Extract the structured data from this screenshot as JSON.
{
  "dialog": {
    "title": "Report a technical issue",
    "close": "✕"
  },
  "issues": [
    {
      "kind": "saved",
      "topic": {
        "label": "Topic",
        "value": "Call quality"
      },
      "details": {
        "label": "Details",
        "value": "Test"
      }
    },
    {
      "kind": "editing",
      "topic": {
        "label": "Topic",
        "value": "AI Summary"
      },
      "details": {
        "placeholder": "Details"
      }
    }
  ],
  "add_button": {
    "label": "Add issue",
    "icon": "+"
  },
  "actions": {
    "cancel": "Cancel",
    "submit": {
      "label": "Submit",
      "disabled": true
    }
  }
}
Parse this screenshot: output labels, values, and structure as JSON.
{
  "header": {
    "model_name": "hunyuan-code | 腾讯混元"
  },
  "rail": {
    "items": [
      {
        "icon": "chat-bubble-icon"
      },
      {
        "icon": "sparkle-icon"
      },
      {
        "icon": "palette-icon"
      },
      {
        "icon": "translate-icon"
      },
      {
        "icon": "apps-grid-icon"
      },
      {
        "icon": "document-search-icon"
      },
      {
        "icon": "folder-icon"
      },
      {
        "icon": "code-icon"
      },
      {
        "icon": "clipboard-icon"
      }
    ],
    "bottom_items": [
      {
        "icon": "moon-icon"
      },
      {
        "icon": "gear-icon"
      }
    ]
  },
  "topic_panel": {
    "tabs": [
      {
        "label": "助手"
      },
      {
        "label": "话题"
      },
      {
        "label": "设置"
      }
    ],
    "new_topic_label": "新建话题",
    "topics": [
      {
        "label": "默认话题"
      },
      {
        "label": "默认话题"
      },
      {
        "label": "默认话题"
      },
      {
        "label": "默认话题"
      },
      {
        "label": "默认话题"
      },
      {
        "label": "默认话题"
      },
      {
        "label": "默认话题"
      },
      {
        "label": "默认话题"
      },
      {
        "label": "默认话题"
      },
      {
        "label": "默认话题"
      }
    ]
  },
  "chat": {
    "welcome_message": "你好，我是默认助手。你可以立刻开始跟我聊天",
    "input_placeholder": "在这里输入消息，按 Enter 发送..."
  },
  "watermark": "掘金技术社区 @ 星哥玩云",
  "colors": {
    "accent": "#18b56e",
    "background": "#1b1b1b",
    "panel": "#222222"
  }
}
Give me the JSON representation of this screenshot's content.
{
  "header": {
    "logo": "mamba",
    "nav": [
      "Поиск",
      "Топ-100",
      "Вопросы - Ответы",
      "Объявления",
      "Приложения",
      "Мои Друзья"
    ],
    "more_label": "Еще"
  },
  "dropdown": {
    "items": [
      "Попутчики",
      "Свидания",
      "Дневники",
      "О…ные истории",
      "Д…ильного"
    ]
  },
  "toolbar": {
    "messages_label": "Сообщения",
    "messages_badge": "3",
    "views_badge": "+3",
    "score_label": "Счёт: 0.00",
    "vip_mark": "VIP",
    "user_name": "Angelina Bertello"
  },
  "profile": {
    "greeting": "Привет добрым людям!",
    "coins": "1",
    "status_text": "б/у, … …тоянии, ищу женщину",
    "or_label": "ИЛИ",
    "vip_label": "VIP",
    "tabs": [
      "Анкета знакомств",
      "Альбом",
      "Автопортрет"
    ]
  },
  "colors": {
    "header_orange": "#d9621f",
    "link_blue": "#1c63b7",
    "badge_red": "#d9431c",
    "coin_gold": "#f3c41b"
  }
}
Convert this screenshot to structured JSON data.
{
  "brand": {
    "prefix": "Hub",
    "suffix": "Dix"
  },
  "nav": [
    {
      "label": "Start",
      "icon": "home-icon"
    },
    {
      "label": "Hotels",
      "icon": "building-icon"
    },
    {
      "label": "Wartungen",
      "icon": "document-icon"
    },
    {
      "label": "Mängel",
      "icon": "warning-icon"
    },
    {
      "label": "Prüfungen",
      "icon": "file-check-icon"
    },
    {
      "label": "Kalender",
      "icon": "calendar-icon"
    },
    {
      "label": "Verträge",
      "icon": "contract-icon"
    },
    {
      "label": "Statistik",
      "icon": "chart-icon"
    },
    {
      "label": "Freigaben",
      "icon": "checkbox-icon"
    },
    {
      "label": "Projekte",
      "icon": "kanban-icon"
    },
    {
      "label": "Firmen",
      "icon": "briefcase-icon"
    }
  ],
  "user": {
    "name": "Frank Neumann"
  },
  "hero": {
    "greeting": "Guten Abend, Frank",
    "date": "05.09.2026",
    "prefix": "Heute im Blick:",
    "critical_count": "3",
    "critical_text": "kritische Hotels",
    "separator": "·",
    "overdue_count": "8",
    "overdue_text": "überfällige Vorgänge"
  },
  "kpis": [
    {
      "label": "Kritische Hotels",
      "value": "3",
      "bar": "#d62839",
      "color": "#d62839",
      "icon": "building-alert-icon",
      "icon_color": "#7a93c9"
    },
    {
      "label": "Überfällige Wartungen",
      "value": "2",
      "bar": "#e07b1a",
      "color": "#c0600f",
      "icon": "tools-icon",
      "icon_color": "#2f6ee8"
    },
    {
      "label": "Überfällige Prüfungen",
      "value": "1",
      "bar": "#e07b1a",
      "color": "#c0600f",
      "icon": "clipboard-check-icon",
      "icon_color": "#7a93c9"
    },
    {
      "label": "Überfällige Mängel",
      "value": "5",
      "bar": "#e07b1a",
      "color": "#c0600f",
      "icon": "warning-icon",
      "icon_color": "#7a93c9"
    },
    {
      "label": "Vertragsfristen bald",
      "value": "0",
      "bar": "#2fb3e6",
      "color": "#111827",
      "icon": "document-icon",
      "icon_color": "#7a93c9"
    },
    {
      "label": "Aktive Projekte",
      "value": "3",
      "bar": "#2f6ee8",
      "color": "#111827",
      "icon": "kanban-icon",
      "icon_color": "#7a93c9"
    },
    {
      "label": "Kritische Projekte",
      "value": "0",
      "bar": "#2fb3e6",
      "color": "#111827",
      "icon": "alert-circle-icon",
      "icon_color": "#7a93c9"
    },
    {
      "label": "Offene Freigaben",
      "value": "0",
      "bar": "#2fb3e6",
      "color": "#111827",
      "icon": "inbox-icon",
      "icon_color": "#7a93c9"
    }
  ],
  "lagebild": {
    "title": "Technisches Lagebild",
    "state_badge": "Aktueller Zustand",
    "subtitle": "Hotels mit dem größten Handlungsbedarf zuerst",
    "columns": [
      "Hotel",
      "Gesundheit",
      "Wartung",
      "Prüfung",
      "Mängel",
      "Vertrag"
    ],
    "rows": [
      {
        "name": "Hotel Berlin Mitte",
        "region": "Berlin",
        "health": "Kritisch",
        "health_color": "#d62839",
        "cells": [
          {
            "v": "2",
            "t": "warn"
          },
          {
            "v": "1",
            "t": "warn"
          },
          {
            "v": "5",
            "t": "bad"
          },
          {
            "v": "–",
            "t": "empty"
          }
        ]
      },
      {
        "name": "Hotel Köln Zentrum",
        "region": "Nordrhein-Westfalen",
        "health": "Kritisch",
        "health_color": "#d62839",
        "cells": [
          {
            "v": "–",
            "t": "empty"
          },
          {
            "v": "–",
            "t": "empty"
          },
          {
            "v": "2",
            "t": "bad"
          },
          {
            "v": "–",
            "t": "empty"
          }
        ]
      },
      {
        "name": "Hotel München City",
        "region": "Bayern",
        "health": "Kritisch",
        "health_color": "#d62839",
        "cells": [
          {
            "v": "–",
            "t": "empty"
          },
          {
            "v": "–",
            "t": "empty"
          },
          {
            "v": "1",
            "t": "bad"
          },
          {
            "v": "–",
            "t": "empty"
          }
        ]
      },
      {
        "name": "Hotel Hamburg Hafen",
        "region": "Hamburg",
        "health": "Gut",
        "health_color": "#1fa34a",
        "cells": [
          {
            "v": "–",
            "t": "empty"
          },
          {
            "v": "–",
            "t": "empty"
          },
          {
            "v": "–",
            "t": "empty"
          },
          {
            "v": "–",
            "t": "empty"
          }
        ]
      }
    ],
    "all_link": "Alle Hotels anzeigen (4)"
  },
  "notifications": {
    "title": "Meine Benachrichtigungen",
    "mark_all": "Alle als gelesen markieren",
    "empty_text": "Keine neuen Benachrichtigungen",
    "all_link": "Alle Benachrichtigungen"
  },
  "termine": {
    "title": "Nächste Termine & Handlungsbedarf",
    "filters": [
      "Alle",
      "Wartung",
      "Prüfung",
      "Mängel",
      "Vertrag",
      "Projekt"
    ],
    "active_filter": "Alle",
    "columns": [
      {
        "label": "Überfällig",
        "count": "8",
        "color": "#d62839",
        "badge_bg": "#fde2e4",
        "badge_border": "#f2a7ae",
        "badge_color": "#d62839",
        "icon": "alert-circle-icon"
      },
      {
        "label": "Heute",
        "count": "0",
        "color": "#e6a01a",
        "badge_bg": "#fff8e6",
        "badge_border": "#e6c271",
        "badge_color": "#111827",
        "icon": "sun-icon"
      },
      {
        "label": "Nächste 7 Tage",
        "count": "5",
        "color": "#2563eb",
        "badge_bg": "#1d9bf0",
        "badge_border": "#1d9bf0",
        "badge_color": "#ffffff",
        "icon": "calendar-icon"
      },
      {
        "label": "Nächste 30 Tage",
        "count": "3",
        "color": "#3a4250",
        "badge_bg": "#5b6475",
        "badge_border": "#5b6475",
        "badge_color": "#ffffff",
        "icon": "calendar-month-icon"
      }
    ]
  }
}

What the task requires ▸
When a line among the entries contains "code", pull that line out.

Task answer ▸
    "model_name": "hunyuan-code | 腾讯混元"
        "icon": "code-icon"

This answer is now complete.